Local animal advocates take vacation time, travel at own expense, to help neglected horses in West Virginia; form new friendship in the process
Wake County, NC (June 17, 2010) – Penny Beal of Apex and Lisa Ammirati of Fuquay-Varina live less than 25 miles apart, but they had to travel 400 miles to West Virginia to help animals in order to become friends.
Lisa Ammirati of Fuquay-Varina, North Carolina, spent four days caring for horses, mules and donkeys rescued from neglect in West Virginia.
Beal and Ammirati recently took vacation time from work, packed their bags and drove to Mason County, West Virginia, where, as volunteers with California-based United Animal Nations (UAN), they helped shelter and care for 49 horses, mules and donkeys rescued in one of the largest equine cruelty cases in the state’s history.
The four-day trip was hardly a vacation from their normal routines: The women put in long days of hard, physical labor – hauling hay, filling water buckets, mucking stalls and socializing frightened animals. Beal, 47, works in the Corporate Pharmacy Department at Blue Cross & Blue Shield and Ammirati, 37, for the North Carolina Division of Parks and Recreation; but for both women, their true calling is to help animals.
“It takes a special person to care for animals who have suffered trauma and Penny’s patience and gentle touch made her a perfect volunteer for the equines in our care,” said Colleen Bailey of
Distinguished by their red shirts, UAN volunteers are specially trained to care for animals at temporary shelters after they have been rescued from cruelty and neglect situations or displaced by natural disasters. UAN has 3,000 trained, active volunteers in the
Penny Beal of Apex, North Carolina took time off of work but hardly got a vacation when she traveled to West Virginia to help 49 once-neglected animals as a volunteer with UAN.
The animals Beal and Ammirati cared for were found in horrible condition on a property in Wayne County, West Virginia on May 27. Many were extremely emaciated and had a variety of medical ailments including overgrown, infected hooves, parasite infestation and untreated wounds. Concerned local citizens, shocked by the condition of the equines, complained to local officials and an investigation and rescue ensued. UAN was called in to provide sheltering support, a core competency of the organization. A total of 33 UAN volunteers from 9 states and 2 Canadian provinces responded. The owner of the horses pleaded guilty to animal cruelty on June 8 and relinquished custody of the animals.
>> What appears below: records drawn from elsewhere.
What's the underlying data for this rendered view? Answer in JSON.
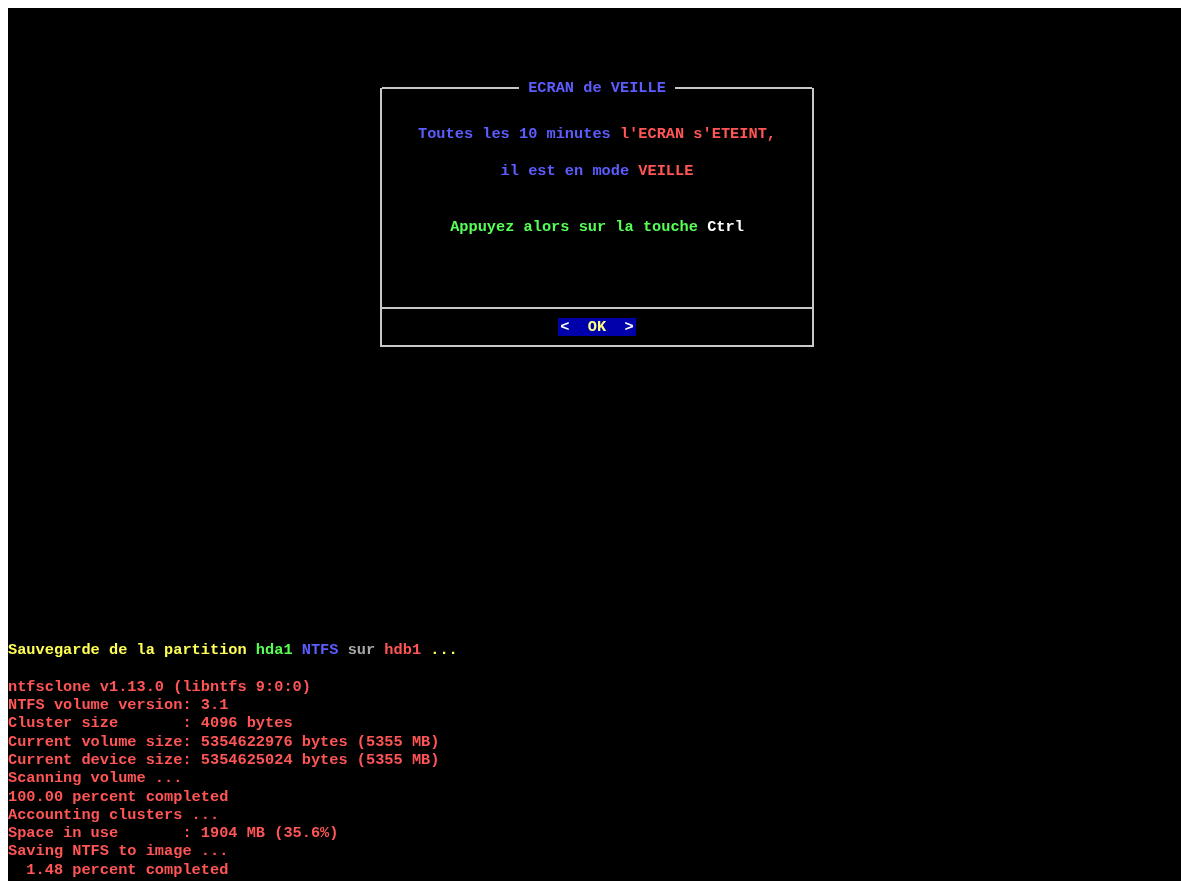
{
  "dialog": {
    "title": "ECRAN de VEILLE",
    "lines": [
      {
        "segments": [
          {
            "text": "Toutes les 10 minutes",
            "color": "#5c5cff"
          },
          {
            "text": "l'ECRAN s'ETEINT,",
            "color": "#ff5555"
          }
        ]
      },
      {
        "segments": [
          {
            "text": "il est en mode",
            "color": "#5c5cff"
          },
          {
            "text": "VEILLE",
            "color": "#ff5555"
          }
        ]
      },
      {
        "segments": [
          {
            "text": "Appuyez alors sur la touche",
            "color": "#55ff55"
          },
          {
            "text": "Ctrl",
            "color": "#ffffff"
          }
        ]
      }
    ],
    "button": {
      "left": "<",
      "label": "OK",
      "right": ">"
    }
  },
  "log": {
    "header": {
      "segments": [
        {
          "text": "Sauvegarde de la partition",
          "color": "#ffff55"
        },
        {
          "text": "hda1",
          "color": "#55ff55"
        },
        {
          "text": "NTFS",
          "color": "#5c5cff"
        },
        {
          "text": "sur",
          "color": "#aaaaaa"
        },
        {
          "text": "hdb1",
          "color": "#ff5555"
        },
        {
          "text": "...",
          "color": "#ffff55"
        }
      ]
    },
    "lines": [
      "ntfsclone v1.13.0 (libntfs 9:0:0)",
      "NTFS volume version: 3.1",
      "Cluster size       : 4096 bytes",
      "Current volume size: 5354622976 bytes (5355 MB)",
      "Current device size: 5354625024 bytes (5355 MB)",
      "Scanning volume ...",
      "100.00 percent completed",
      "Accounting clusters ...",
      "Space in use       : 1904 MB (35.6%)",
      "Saving NTFS to image ...",
      "  1.48 percent completed"
    ]
  }
}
They are being transferred to equine rescue organizations for foster care and adoption.
“My drive [to volunteer] comes from my belief that no animal deserves to suffer, whether as a result of nature or at the hands of a human,” Beal said. “It is challenging being face-to-face with the reality of how insensitive human beings can be to animals, but it solidifies my resolve to change people’s attitudes toward animals.”
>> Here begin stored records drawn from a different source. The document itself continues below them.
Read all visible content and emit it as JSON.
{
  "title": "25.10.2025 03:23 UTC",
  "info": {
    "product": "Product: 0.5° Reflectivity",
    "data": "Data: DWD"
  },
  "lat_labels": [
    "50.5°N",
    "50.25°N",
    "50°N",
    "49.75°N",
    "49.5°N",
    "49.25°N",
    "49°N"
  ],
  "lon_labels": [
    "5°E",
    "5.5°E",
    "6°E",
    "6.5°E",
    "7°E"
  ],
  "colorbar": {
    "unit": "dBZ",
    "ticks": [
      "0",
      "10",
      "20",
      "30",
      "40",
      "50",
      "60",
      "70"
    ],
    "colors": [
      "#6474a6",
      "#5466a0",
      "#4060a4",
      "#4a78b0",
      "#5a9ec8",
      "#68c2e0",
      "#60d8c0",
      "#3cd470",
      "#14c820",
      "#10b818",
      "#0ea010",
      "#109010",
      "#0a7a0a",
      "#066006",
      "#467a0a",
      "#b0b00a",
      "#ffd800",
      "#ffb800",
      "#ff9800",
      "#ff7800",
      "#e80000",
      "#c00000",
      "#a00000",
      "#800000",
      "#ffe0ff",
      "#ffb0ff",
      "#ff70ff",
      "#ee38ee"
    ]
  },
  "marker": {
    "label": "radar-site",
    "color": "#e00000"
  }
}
“Animals and their well-being have been my passion for as long as I can remember,” Ammirati said. “Writing letters to my elected representatives about animal abuse laws and issues is the easy part. Facing animal-related disasters, whether natural or man-made, that’s the hard part. In the middle of the fray, making order out of chaos and doing the best I humanly can for any and all animals – that’s where I belong.”
When she isn’t volunteering with UAN, Beal and her husband manage two feral cat colonies and rescue individual homeless animals. She is a former volunteer with Golden Retriever Rescue and Operation Cat Nip in
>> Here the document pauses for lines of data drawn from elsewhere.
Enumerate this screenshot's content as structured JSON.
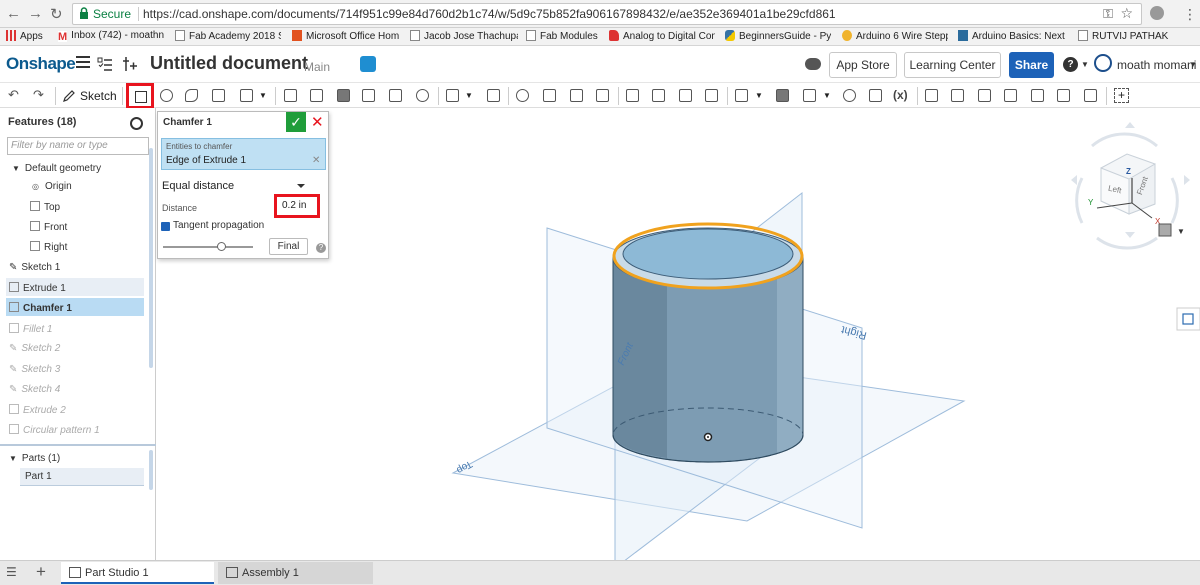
{
  "browser": {
    "secure_label": "Secure",
    "url": "https://cad.onshape.com/documents/714f951c99e84d760d2b1c74/w/5d9c75b852fa906167898432/e/ae352e369401a1be29cfd861",
    "bookmarks": [
      {
        "label": "Apps",
        "icon": "apps-grid-icon"
      },
      {
        "label": "Inbox (742) - moathn",
        "icon": "gmail-icon"
      },
      {
        "label": "Fab Academy 2018 St",
        "icon": "page-icon"
      },
      {
        "label": "Microsoft Office Hom",
        "icon": "office-icon"
      },
      {
        "label": "Jacob Jose Thachupa",
        "icon": "page-icon"
      },
      {
        "label": "Fab Modules",
        "icon": "page-icon"
      },
      {
        "label": "Analog to Digital Con",
        "icon": "bookmark-red-icon"
      },
      {
        "label": "BeginnersGuide - Pyt",
        "icon": "python-icon"
      },
      {
        "label": "Arduino 6 Wire Stepp",
        "icon": "arduino-icon"
      },
      {
        "label": "Arduino Basics: Next",
        "icon": "arduino-icon"
      },
      {
        "label": "RUTVIJ PATHAK",
        "icon": "page-icon"
      }
    ]
  },
  "header": {
    "logo": "Onshape",
    "doc_title": "Untitled document",
    "doc_branch": "Main",
    "app_store": "App Store",
    "learning_center": "Learning Center",
    "share": "Share",
    "help": "?",
    "user": "moath momani"
  },
  "toolbar": {
    "sketch_label": "Sketch"
  },
  "features": {
    "title": "Features (18)",
    "filter_placeholder": "Filter by name or type",
    "default_geometry": "Default geometry",
    "items": [
      {
        "label": "Origin"
      },
      {
        "label": "Top"
      },
      {
        "label": "Front"
      },
      {
        "label": "Right"
      },
      {
        "label": "Sketch 1"
      },
      {
        "label": "Extrude 1"
      },
      {
        "label": "Chamfer 1"
      },
      {
        "label": "Fillet 1"
      },
      {
        "label": "Sketch 2"
      },
      {
        "label": "Sketch 3"
      },
      {
        "label": "Sketch 4"
      },
      {
        "label": "Extrude 2"
      },
      {
        "label": "Circular pattern 1"
      }
    ],
    "parts_title": "Parts (1)",
    "parts": [
      {
        "label": "Part 1"
      }
    ]
  },
  "dialog": {
    "title": "Chamfer 1",
    "entities_label": "Entities to chamfer",
    "entities_value": "Edge of Extrude 1",
    "method": "Equal distance",
    "distance_label": "Distance",
    "distance_value": "0.2 in",
    "tangent_label": "Tangent propagation",
    "final_label": "Final"
  },
  "viewport": {
    "plane_labels": {
      "front": "Front",
      "right": "Right",
      "top": "Top"
    },
    "viewcube": {
      "left": "Left",
      "front": "Front",
      "z": "Z",
      "y": "Y",
      "x": "X"
    }
  },
  "tabs": [
    {
      "label": "Part Studio 1"
    },
    {
      "label": "Assembly 1"
    }
  ],
  "colors": {
    "accent": "#1d62b8",
    "highlight_red": "#e8141e",
    "edge_highlight": "#f0a21e",
    "part_fill": "#7d9cb3"
  }
}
Ammirati was inspired to become a UAN volunteer after Hurricane Katrina, when she saw a photo of an emaciated, stray pit bull dragging a chain around his neck. She attended a UAN volunteer training workshop in 2008 and in 2009 responded to a puppy mill case in Wilson County, North Carolina and a horse cruelty case in
Founded in 1987, United Animal Nations (UAN) focuses on bringing animals out of crisis and strengthening the bond between people and animals through a variety of programs, including emergency sheltering, disaster relief services, financial assistance and education. Learn more at www.uan.org.